(Beginning of Data supplied)

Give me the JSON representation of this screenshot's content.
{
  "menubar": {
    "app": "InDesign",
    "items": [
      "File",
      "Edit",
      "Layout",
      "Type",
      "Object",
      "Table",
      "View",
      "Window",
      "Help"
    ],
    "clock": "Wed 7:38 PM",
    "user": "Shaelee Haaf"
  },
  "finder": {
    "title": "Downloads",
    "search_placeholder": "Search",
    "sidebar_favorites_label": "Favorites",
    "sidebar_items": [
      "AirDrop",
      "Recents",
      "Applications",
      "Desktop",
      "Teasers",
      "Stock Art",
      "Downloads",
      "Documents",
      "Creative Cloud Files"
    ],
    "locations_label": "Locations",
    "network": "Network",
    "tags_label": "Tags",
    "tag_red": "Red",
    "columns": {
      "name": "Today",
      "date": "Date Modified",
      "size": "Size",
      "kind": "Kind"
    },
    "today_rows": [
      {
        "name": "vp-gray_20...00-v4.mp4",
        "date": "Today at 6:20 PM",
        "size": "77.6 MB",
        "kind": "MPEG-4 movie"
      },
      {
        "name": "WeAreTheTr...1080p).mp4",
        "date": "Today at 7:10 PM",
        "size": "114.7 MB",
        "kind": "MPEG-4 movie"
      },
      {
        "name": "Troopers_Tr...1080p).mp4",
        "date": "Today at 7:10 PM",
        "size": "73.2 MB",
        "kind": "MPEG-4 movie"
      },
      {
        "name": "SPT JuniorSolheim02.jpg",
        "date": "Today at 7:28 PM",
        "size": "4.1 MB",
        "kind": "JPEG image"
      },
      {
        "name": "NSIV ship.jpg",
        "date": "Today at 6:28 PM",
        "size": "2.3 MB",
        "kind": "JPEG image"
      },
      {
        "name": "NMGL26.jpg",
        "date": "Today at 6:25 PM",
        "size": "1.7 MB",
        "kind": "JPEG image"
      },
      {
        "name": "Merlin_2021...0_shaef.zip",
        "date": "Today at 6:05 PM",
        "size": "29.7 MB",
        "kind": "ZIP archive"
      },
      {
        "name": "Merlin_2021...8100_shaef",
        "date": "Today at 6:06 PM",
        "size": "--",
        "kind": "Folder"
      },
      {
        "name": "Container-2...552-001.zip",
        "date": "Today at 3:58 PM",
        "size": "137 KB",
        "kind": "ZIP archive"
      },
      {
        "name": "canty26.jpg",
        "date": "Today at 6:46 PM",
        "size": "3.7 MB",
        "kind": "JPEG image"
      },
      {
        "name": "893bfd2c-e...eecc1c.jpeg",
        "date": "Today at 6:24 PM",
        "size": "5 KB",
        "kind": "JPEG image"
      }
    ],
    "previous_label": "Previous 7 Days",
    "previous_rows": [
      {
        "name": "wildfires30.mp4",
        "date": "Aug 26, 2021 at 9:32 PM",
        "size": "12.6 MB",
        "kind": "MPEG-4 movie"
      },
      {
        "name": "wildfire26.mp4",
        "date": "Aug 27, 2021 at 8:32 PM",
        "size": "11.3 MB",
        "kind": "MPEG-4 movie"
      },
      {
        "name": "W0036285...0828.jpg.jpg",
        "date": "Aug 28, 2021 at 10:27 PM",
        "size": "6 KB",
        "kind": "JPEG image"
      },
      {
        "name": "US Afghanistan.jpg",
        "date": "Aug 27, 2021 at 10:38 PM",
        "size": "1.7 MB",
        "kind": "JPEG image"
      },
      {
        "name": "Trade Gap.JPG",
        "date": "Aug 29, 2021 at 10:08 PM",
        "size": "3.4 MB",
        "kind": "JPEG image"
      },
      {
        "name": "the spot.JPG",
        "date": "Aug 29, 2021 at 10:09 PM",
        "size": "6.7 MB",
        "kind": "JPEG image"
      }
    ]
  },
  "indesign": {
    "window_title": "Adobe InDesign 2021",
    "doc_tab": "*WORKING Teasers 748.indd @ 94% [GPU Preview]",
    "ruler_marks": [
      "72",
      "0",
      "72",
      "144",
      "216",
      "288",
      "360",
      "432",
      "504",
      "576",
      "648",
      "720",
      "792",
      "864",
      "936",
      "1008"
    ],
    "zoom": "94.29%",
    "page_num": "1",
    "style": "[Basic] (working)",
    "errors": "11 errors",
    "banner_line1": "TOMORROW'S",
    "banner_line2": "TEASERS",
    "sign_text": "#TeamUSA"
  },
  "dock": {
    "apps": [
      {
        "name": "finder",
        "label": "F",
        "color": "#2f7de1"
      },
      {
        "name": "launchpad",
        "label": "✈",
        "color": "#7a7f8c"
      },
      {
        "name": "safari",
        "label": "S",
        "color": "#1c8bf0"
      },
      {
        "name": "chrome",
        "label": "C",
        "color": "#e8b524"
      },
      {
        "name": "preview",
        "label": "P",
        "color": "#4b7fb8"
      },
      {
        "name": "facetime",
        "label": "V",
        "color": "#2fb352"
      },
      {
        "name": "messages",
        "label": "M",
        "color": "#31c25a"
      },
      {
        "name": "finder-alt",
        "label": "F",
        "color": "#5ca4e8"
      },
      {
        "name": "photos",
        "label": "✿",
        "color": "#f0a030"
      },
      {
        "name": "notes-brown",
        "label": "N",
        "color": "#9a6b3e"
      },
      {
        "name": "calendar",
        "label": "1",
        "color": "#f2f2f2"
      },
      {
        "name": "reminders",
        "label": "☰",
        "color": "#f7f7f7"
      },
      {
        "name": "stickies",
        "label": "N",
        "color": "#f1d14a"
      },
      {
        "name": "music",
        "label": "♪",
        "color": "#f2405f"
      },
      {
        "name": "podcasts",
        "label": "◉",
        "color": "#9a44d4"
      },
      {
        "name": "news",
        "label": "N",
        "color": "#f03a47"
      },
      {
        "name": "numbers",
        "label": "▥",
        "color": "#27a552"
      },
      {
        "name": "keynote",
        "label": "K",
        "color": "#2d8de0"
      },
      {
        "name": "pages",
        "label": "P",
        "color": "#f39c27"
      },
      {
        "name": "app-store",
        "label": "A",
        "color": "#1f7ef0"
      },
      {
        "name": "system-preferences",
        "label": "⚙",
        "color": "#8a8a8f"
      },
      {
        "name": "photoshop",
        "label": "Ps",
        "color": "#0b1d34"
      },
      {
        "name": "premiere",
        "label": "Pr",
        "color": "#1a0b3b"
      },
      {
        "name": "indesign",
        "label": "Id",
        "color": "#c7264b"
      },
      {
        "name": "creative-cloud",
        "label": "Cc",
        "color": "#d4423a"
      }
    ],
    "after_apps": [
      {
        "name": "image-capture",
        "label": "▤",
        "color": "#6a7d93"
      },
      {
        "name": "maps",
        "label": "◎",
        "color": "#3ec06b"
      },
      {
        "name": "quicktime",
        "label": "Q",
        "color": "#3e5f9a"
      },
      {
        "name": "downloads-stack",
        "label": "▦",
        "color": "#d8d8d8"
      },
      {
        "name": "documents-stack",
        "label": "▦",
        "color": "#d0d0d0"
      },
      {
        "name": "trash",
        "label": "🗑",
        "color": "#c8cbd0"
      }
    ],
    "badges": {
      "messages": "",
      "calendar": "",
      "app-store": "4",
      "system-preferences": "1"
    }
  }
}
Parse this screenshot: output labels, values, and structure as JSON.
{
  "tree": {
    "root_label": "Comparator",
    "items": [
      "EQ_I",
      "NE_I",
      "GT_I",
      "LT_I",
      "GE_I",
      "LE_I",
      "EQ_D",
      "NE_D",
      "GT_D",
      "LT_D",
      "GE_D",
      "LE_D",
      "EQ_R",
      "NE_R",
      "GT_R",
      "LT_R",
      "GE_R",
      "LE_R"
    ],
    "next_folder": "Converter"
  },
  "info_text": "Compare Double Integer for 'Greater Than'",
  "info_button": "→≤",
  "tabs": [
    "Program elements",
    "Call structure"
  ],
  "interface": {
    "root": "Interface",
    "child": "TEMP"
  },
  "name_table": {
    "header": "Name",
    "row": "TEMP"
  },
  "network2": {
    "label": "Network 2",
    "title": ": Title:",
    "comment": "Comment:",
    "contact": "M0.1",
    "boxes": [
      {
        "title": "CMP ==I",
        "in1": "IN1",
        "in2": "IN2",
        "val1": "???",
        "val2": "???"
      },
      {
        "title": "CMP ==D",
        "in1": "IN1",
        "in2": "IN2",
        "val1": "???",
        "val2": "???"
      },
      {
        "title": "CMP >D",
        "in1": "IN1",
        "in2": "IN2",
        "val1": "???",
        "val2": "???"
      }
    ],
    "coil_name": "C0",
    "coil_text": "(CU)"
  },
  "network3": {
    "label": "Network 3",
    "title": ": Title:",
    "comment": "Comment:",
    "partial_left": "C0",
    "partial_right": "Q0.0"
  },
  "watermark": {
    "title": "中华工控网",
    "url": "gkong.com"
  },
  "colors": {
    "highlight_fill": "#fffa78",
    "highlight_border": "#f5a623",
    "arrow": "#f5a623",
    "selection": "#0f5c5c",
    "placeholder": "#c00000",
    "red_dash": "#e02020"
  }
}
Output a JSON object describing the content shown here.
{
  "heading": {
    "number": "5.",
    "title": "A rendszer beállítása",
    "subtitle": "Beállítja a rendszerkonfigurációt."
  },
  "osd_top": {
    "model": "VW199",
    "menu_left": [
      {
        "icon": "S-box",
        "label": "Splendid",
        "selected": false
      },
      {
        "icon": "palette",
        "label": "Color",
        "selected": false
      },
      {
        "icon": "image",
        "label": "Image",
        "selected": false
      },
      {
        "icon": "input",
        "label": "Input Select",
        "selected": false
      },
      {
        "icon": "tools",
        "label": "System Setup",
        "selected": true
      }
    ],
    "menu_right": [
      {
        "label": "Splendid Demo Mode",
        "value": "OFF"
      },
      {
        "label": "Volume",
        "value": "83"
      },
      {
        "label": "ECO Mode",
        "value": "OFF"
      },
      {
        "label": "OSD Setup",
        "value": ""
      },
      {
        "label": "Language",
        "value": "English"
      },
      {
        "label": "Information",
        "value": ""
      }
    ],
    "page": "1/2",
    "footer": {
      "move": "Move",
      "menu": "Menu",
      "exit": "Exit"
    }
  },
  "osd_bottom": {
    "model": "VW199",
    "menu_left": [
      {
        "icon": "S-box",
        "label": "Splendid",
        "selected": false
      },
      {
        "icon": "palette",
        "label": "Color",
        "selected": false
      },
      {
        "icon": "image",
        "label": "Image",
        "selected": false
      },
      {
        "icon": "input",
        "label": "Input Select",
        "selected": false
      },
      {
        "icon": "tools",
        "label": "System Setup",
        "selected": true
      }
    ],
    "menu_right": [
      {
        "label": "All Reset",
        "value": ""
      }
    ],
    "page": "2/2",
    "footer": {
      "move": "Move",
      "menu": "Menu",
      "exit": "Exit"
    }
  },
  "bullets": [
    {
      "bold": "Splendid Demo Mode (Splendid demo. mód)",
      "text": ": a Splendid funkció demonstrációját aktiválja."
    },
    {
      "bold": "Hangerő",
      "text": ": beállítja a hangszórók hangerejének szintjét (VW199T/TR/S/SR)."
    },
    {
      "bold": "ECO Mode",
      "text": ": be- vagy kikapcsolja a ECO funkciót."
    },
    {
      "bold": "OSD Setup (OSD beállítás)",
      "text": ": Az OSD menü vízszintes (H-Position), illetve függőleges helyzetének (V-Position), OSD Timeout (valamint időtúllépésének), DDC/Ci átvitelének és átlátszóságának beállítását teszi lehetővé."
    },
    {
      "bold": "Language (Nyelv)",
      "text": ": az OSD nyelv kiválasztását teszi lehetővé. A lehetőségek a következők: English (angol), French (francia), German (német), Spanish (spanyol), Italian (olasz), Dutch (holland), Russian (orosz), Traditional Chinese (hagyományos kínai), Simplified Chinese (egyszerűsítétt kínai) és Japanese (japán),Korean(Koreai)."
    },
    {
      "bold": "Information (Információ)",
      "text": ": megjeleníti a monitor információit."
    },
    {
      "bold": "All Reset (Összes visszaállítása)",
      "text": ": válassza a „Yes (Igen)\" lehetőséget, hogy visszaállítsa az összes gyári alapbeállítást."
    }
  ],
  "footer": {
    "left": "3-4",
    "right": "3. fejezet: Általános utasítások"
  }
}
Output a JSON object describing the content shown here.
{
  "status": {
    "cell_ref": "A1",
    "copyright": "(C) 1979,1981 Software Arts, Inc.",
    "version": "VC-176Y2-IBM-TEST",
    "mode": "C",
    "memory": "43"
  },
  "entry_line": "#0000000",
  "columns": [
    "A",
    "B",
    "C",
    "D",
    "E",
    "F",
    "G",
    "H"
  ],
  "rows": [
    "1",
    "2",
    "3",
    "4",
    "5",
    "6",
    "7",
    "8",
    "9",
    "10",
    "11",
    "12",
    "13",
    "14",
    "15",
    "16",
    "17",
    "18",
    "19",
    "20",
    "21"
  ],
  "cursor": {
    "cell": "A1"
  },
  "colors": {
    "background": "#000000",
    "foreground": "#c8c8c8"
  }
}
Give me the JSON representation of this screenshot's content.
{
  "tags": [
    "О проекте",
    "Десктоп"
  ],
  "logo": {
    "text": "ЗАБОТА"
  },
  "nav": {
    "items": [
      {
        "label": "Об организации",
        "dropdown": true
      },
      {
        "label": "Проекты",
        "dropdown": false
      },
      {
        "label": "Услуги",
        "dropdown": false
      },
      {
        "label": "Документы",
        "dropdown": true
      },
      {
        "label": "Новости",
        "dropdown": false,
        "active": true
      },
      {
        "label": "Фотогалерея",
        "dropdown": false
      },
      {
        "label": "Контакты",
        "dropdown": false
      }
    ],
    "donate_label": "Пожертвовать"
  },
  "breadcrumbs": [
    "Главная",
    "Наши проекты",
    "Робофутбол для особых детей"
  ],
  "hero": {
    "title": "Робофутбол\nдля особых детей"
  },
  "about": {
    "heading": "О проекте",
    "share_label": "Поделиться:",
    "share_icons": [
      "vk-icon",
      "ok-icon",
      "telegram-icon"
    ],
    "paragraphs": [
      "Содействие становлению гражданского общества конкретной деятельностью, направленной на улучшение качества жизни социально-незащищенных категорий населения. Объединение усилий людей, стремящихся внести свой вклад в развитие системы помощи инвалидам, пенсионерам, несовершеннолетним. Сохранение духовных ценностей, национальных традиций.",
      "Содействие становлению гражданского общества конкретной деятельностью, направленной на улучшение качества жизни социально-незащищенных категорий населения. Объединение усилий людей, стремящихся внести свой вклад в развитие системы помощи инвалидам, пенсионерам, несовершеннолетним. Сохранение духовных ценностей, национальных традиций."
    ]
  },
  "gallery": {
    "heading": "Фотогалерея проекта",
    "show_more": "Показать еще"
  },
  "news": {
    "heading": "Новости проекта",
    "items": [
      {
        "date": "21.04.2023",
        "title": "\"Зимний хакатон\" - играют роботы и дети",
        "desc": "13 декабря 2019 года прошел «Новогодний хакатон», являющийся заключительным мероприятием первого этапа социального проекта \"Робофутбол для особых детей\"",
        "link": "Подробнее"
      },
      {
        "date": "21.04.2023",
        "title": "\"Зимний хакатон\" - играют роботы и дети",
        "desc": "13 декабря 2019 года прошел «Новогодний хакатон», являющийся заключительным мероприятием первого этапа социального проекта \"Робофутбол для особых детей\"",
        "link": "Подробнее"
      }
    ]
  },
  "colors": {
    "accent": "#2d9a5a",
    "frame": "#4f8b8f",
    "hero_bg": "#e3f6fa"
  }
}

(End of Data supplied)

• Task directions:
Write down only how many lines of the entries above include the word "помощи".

• Response to this exercise:
2